■ Work task: For each line of the material, check for the string "time"; then state how many lines had it, giving only the number.

■ Exercise material:
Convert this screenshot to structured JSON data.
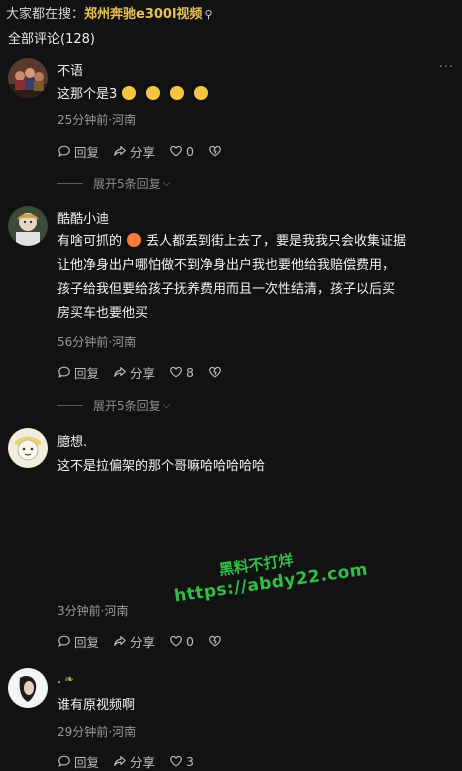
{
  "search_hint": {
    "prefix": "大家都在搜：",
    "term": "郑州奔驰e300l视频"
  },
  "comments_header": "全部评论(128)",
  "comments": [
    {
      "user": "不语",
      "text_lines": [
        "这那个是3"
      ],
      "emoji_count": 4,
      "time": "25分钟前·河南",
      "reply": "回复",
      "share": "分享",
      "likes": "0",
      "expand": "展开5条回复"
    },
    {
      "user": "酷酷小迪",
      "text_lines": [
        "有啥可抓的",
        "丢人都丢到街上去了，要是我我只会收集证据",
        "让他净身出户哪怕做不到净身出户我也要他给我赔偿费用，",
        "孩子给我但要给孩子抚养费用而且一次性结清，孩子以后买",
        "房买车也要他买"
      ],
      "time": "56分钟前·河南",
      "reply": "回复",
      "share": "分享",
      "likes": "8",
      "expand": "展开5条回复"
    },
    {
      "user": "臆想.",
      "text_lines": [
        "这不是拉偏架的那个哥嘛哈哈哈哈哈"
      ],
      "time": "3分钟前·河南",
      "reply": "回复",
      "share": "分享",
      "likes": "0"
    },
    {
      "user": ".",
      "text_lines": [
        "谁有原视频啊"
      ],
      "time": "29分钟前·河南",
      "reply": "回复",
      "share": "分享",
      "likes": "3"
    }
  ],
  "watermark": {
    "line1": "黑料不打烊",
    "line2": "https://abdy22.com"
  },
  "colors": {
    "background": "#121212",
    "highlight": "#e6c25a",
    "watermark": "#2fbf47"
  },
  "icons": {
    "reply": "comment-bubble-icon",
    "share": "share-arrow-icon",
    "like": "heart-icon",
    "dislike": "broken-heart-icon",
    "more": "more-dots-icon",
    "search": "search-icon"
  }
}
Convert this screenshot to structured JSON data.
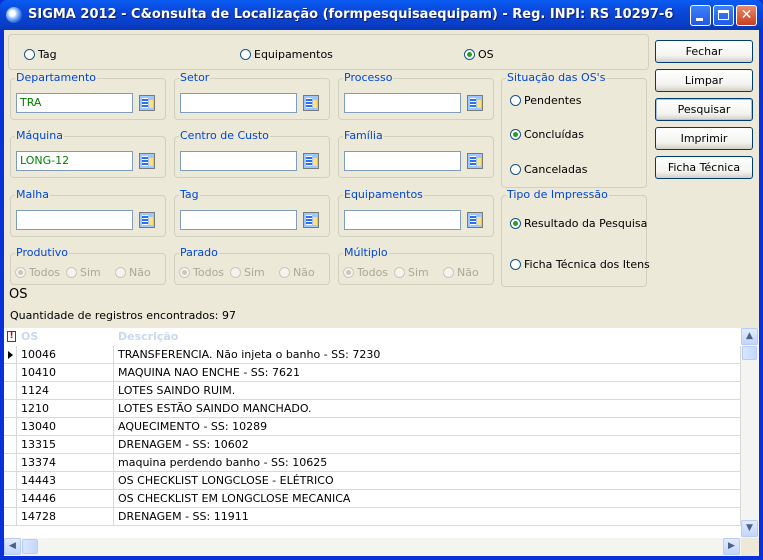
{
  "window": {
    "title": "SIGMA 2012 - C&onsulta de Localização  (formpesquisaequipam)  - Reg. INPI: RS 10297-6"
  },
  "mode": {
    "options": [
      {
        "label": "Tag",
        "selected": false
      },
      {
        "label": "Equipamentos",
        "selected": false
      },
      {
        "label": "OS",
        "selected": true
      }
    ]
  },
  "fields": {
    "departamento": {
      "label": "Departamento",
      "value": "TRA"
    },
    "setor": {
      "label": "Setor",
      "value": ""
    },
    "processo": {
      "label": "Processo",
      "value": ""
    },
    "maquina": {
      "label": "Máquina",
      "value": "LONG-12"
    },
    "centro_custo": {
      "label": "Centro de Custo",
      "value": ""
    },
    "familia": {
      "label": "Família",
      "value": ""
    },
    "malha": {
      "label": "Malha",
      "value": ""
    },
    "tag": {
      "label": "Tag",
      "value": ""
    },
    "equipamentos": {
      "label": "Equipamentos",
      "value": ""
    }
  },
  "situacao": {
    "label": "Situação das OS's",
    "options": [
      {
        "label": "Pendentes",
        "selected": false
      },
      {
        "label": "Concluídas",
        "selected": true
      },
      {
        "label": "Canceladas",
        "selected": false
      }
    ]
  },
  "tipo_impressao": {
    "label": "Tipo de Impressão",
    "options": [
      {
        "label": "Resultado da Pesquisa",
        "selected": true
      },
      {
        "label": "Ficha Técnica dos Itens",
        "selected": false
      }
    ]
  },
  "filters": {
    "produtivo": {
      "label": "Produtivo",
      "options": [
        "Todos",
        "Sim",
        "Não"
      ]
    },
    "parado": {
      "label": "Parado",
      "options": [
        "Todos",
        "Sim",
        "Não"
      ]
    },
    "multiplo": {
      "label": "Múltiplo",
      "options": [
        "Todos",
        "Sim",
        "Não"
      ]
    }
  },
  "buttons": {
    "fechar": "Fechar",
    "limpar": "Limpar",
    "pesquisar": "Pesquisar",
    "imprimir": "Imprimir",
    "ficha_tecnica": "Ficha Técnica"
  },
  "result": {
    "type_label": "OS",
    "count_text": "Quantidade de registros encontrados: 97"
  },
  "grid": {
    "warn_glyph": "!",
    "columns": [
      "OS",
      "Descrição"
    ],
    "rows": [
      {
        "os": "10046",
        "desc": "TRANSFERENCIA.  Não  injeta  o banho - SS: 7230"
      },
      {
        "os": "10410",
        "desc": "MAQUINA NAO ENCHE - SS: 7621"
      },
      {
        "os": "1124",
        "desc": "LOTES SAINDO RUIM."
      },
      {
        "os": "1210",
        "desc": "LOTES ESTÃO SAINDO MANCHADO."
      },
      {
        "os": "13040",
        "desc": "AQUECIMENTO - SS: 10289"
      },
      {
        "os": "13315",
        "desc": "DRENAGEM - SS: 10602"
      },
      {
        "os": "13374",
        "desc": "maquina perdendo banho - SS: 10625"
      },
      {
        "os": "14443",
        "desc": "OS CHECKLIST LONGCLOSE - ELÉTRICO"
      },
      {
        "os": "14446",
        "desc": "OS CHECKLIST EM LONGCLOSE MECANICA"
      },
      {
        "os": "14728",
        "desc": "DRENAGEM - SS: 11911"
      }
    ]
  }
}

■ Expected answer: 4